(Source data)
◇ ◇ ◇
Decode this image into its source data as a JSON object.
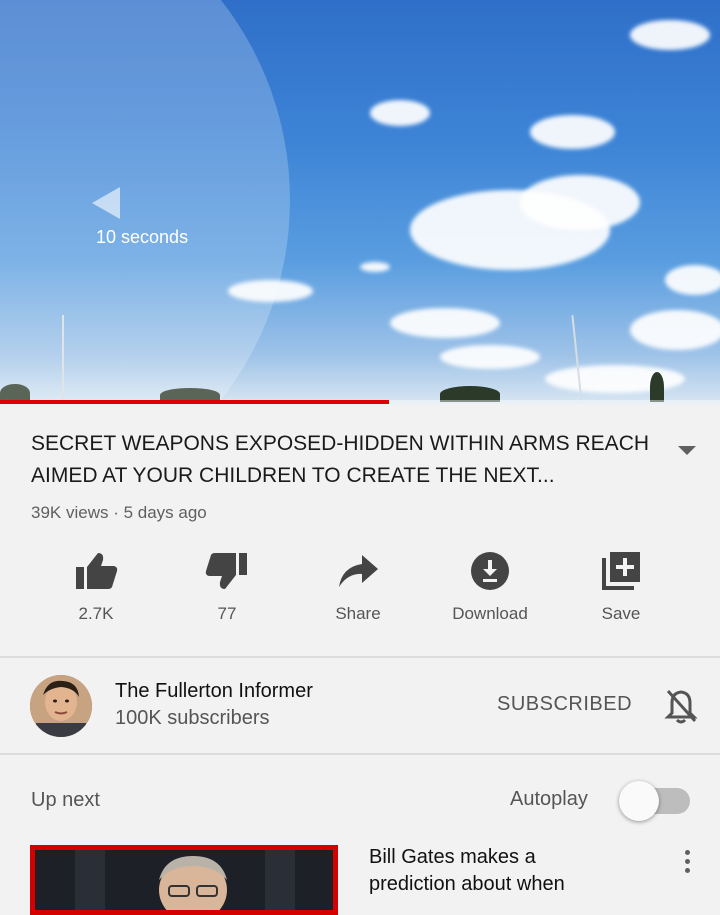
{
  "player": {
    "seek_text": "10 seconds",
    "progress_fraction": 0.54,
    "progress_color": "#e10000"
  },
  "video": {
    "title": "SECRET WEAPONS EXPOSED-HIDDEN WITHIN ARMS REACH AIMED AT YOUR CHILDREN TO CREATE THE NEXT...",
    "meta": "39K views · 5 days ago"
  },
  "actions": [
    {
      "label": "2.7K",
      "icon": "thumbs-up-icon"
    },
    {
      "label": "77",
      "icon": "thumbs-down-icon"
    },
    {
      "label": "Share",
      "icon": "share-icon"
    },
    {
      "label": "Download",
      "icon": "download-icon"
    },
    {
      "label": "Save",
      "icon": "playlist-add-icon"
    }
  ],
  "channel": {
    "name": "The Fullerton Informer",
    "subscribers": "100K subscribers",
    "subscribe_state": "SUBSCRIBED",
    "bell_icon": "notifications-off-icon"
  },
  "upnext": {
    "label": "Up next",
    "autoplay_label": "Autoplay",
    "autoplay_on": false,
    "next_video_title": "Bill Gates makes a prediction about when"
  }
}
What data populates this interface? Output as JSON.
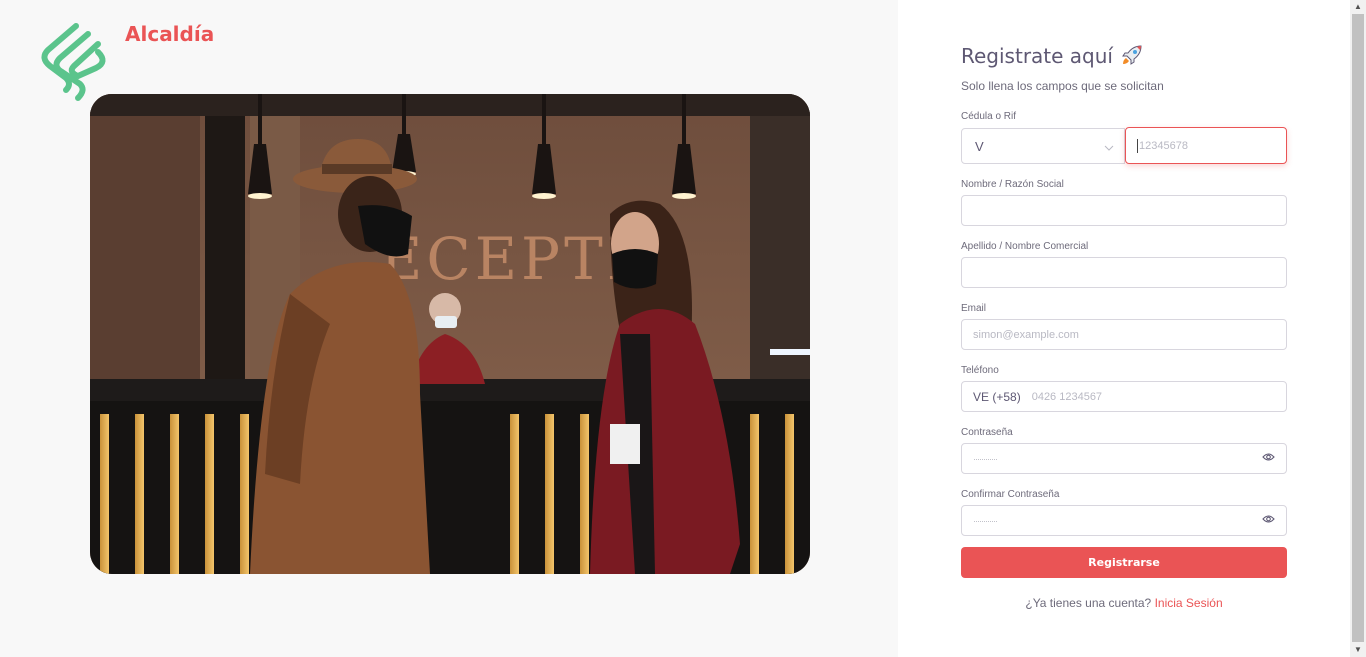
{
  "brand": {
    "name": "Alcaldía",
    "logo_icon": "stacked-s-logo-icon",
    "logo_color": "#5bc48c",
    "brand_color": "#ea5455"
  },
  "hero": {
    "image_icon": "reception-photo"
  },
  "form": {
    "title": "Registrate aquí",
    "title_icon": "rocket-icon",
    "subtitle": "Solo llena los campos que se solicitan",
    "cedula": {
      "label": "Cédula o Rif",
      "type_value": "V",
      "placeholder": "12345678"
    },
    "nombre": {
      "label": "Nombre / Razón Social",
      "value": ""
    },
    "apellido": {
      "label": "Apellido / Nombre Comercial",
      "value": ""
    },
    "email": {
      "label": "Email",
      "placeholder": "simon@example.com"
    },
    "telefono": {
      "label": "Teléfono",
      "prefix": "VE (+58)",
      "placeholder": "0426 1234567"
    },
    "password": {
      "label": "Contraseña",
      "placeholder": "············"
    },
    "confirm": {
      "label": "Confirmar Contraseña",
      "placeholder": "············"
    },
    "submit_label": "Registrarse",
    "footer_text": "¿Ya tienes una cuenta?",
    "footer_link": "Inicia Sesión"
  },
  "colors": {
    "accent": "#ea5455",
    "error_border": "#ea5455"
  }
}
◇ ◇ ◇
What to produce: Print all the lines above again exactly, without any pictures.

Result of this task:
Decode this image into its source data as a JSON object.
{
  "player": {
    "seek_text": "10 seconds",
    "progress_fraction": 0.54,
    "progress_color": "#e10000"
  },
  "video": {
    "title": "SECRET WEAPONS EXPOSED-HIDDEN WITHIN ARMS REACH AIMED AT YOUR CHILDREN TO CREATE THE NEXT...",
    "meta": "39K views · 5 days ago"
  },
  "actions": [
    {
      "label": "2.7K",
      "icon": "thumbs-up-icon"
    },
    {
      "label": "77",
      "icon": "thumbs-down-icon"
    },
    {
      "label": "Share",
      "icon": "share-icon"
    },
    {
      "label": "Download",
      "icon": "download-icon"
    },
    {
      "label": "Save",
      "icon": "playlist-add-icon"
    }
  ],
  "channel": {
    "name": "The Fullerton Informer",
    "subscribers": "100K subscribers",
    "subscribe_state": "SUBSCRIBED",
    "bell_icon": "notifications-off-icon"
  },
  "upnext": {
    "label": "Up next",
    "autoplay_label": "Autoplay",
    "autoplay_on": false,
    "next_video_title": "Bill Gates makes a prediction about when"
  }
}
What data populates this interface? Output as JSON.
{
  "brand": {
    "name": "Alcaldía",
    "logo_icon": "stacked-s-logo-icon",
    "logo_color": "#5bc48c",
    "brand_color": "#ea5455"
  },
  "hero": {
    "image_icon": "reception-photo"
  },
  "form": {
    "title": "Registrate aquí",
    "title_icon": "rocket-icon",
    "subtitle": "Solo llena los campos que se solicitan",
    "cedula": {
      "label": "Cédula o Rif",
      "type_value": "V",
      "placeholder": "12345678"
    },
    "nombre": {
      "label": "Nombre / Razón Social",
      "value": ""
    },
    "apellido": {
      "label": "Apellido / Nombre Comercial",
      "value": ""
    },
    "email": {
      "label": "Email",
      "placeholder": "simon@example.com"
    },
    "telefono": {
      "label": "Teléfono",
      "prefix": "VE (+58)",
      "placeholder": "0426 1234567"
    },
    "password": {
      "label": "Contraseña",
      "placeholder": "············"
    },
    "confirm": {
      "label": "Confirmar Contraseña",
      "placeholder": "············"
    },
    "submit_label": "Registrarse",
    "footer_text": "¿Ya tienes una cuenta?",
    "footer_link": "Inicia Sesión"
  },
  "colors": {
    "accent": "#ea5455",
    "error_border": "#ea5455"
  }
}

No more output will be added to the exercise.